GIVEN INFORMATION below:

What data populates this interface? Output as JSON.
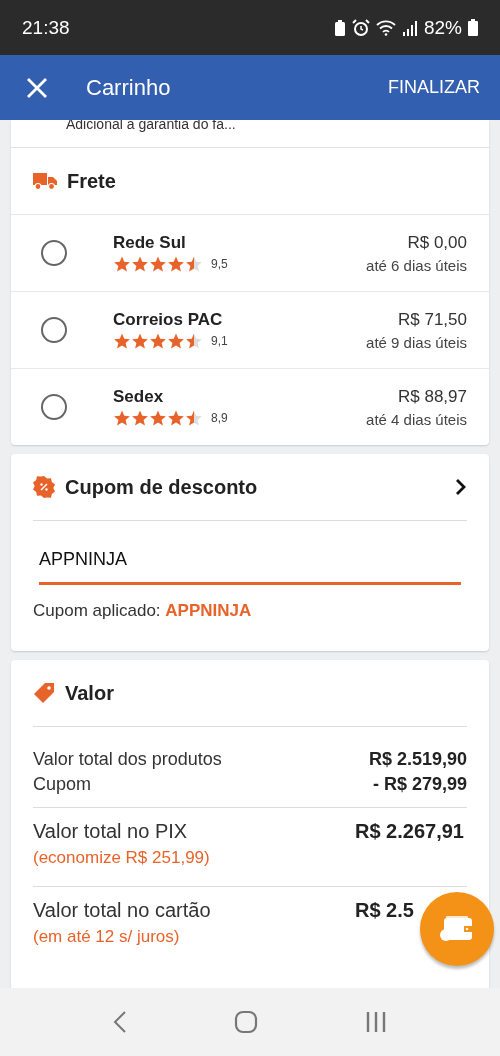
{
  "status_bar": {
    "time": "21:38",
    "battery": "82%"
  },
  "app_bar": {
    "title": "Carrinho",
    "action": "FINALIZAR"
  },
  "cut_line": "Adicional a garantia do fa...",
  "shipping": {
    "title": "Frete",
    "options": [
      {
        "name": "Rede Sul",
        "stars": 4.5,
        "score": "9,5",
        "price": "R$ 0,00",
        "eta": "até 6 dias úteis",
        "selected": false
      },
      {
        "name": "Correios PAC",
        "stars": 4.5,
        "score": "9,1",
        "price": "R$ 71,50",
        "eta": "até 9 dias úteis",
        "selected": false
      },
      {
        "name": "Sedex",
        "stars": 4.5,
        "score": "8,9",
        "price": "R$ 88,97",
        "eta": "até 4 dias úteis",
        "selected": false
      }
    ]
  },
  "coupon": {
    "title": "Cupom de desconto",
    "value": "APPNINJA",
    "applied": "Cupom aplicado: **APPNINJA**"
  },
  "summary": {
    "title": "Valor",
    "lines": [
      {
        "label": "Valor total dos produtos",
        "value": "R$ 2.519,90"
      },
      {
        "label": "Cupom",
        "value": "- R$ 279,99"
      }
    ],
    "totals": [
      {
        "label": "Valor total no PIX",
        "note": "(economize R$ 251,99)",
        "value": "R$ 2.267,91"
      },
      {
        "label": "Valor total no cartão",
        "note": "(em até 12 s/ juros)",
        "value": "R$ 2.5"
      }
    ]
  }
}
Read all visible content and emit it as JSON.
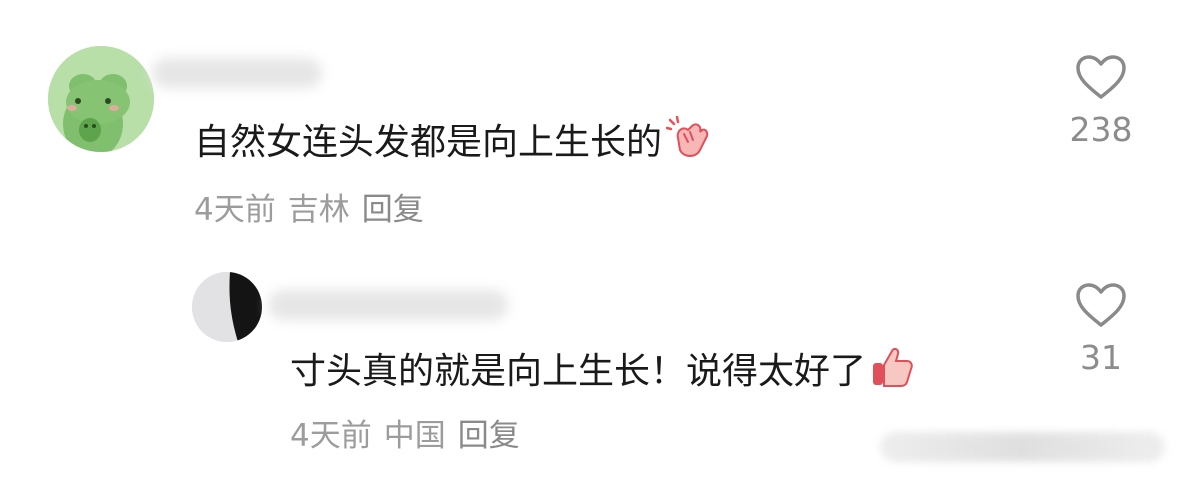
{
  "comments": [
    {
      "text": "自然女连头发都是向上生长的",
      "emoji": "waving-hand-emoji",
      "time": "4天前",
      "location": "吉林",
      "reply_label": "回复",
      "likes": "238"
    },
    {
      "text": "寸头真的就是向上生长！说得太好了",
      "emoji": "thumbs-up-emoji",
      "time": "4天前",
      "location": "中国",
      "reply_label": "回复",
      "likes": "31"
    }
  ],
  "colors": {
    "text": "#1a1a1a",
    "meta": "#9c9c9c",
    "avatar1_bg": "#a8d49a",
    "emoji_red": "#e8505a"
  }
}
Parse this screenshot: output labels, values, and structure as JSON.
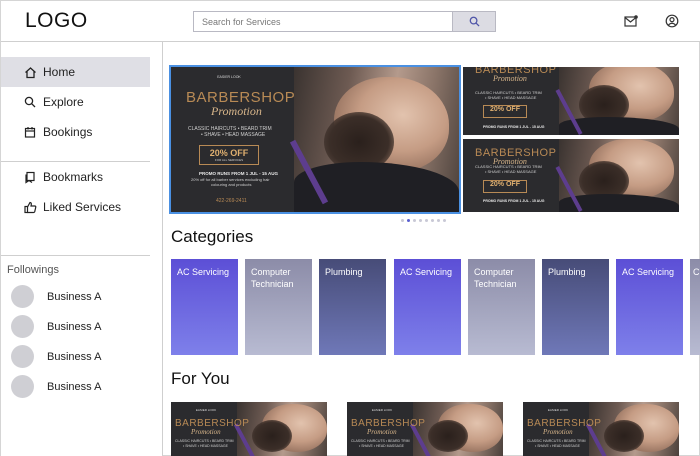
{
  "header": {
    "logo": "LOGO",
    "search_placeholder": "Search for Services",
    "search_icon": "search-icon",
    "mail_icon": "mail-icon",
    "account_icon": "account-icon"
  },
  "sidebar": {
    "items": [
      {
        "label": "Home",
        "icon": "home-icon"
      },
      {
        "label": "Explore",
        "icon": "search-icon"
      },
      {
        "label": "Bookings",
        "icon": "calendar-icon"
      },
      {
        "label": "Bookmarks",
        "icon": "bookmark-icon"
      },
      {
        "label": "Liked Services",
        "icon": "thumbs-up-icon"
      }
    ],
    "followings_title": "Followings",
    "followings": [
      "Business A",
      "Business A",
      "Business A",
      "Business A"
    ]
  },
  "banner": {
    "crest": "EASIER LOOK",
    "brand": "BARBERSHOP",
    "script": "Promotion",
    "line1": "CLASSIC HAIRCUTS • BEARD TRIM",
    "line2": "• SHAVE • HEAD MASSAGE",
    "offer": "20% OFF",
    "offer_sub": "FOR ALL SERVICES",
    "promo": "PROMO RUNS FROM 1 JUL - 15 AUG",
    "fine1": "20% off for all barber services excluding hair",
    "fine2": "colouring and products",
    "phone": "422-269-2411"
  },
  "carousel": {
    "count": 8,
    "active": 1
  },
  "categories": {
    "title": "Categories",
    "items": [
      "AC Servicing",
      "Computer Technician",
      "Plumbing",
      "AC Servicing",
      "Computer Technician",
      "Plumbing",
      "AC Servicing",
      "C"
    ]
  },
  "for_you": {
    "title": "For You"
  },
  "colors": {
    "accent": "#5a5fd0",
    "banner_bg": "#2b2b2e",
    "brand_gold": "#b88a55",
    "selected_border": "#4a90e2"
  }
}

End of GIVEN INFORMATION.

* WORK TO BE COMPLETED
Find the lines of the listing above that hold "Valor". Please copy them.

* WRITTEN REPLY
    "title": "Valor",
        "label": "Valor total dos produtos",
        "label": "Valor total no PIX",
        "label": "Valor total no cartão",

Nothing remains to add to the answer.